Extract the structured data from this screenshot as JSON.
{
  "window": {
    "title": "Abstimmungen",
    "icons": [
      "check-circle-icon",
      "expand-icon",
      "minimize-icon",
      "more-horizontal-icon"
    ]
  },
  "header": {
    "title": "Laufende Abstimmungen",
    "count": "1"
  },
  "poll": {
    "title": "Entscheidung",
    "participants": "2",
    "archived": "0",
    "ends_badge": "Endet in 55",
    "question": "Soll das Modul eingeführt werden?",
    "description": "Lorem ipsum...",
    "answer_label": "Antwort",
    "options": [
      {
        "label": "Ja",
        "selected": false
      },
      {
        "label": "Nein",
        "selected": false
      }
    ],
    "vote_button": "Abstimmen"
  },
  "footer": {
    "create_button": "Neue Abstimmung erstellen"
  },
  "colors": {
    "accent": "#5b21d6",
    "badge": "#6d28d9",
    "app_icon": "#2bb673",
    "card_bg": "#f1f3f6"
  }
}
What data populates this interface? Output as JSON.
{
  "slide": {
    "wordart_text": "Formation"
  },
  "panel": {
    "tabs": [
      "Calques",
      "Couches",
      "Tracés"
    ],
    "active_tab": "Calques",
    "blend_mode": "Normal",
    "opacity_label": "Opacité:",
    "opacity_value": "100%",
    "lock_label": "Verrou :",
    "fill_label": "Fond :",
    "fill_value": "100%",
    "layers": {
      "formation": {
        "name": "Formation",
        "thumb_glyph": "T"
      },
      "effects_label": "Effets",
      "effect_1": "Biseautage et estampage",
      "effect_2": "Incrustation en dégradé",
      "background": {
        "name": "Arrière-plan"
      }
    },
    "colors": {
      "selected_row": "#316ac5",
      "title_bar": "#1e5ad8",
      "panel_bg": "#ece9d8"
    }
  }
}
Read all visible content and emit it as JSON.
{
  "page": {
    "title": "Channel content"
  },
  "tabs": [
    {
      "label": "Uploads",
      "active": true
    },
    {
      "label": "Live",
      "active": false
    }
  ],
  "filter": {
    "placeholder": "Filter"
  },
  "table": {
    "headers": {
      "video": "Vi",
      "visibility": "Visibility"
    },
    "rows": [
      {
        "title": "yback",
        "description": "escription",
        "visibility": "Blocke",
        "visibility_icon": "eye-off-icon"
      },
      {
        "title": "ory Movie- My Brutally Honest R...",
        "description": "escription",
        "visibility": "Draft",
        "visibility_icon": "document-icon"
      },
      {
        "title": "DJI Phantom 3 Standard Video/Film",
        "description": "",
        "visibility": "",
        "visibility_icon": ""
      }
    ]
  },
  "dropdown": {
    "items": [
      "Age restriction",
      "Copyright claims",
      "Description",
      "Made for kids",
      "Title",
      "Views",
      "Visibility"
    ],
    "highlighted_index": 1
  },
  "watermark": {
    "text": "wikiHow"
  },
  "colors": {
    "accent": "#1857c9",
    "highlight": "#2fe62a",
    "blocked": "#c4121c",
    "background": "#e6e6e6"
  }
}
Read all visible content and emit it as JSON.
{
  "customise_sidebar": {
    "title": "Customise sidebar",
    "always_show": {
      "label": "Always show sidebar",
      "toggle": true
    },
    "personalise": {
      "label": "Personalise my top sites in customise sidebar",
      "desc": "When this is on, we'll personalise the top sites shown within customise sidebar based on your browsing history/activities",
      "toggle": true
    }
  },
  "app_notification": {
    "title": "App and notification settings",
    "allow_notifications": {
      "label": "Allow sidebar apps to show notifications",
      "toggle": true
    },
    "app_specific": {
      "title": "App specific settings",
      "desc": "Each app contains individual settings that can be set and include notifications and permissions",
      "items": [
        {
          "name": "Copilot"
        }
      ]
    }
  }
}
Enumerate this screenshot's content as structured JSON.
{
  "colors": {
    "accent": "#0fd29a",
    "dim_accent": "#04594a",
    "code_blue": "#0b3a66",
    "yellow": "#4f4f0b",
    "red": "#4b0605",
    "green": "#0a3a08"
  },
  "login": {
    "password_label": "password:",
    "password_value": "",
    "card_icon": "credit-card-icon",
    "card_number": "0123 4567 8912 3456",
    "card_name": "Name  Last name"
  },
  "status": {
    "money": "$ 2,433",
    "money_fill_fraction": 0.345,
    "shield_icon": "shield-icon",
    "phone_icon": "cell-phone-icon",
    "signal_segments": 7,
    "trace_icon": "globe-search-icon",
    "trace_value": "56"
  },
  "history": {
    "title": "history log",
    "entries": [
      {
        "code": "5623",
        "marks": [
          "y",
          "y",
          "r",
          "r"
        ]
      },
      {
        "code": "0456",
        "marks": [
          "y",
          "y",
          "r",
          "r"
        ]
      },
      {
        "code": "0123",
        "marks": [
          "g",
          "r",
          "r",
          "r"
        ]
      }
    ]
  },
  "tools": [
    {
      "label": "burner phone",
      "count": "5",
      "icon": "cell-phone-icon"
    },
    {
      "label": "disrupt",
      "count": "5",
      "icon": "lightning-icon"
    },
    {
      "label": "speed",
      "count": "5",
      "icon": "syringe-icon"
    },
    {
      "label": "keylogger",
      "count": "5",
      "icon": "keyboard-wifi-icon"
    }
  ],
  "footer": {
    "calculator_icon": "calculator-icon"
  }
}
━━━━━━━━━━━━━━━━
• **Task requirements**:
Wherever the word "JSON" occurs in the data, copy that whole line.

• **Response area**:
Extract the structured data from this screenshot as JSON.
What data populates this interface? Output as JSON.
Read all visible content and emit it as JSON.
Read all visible content and emit it as JSON.
Enumerate this screenshot's content as structured JSON.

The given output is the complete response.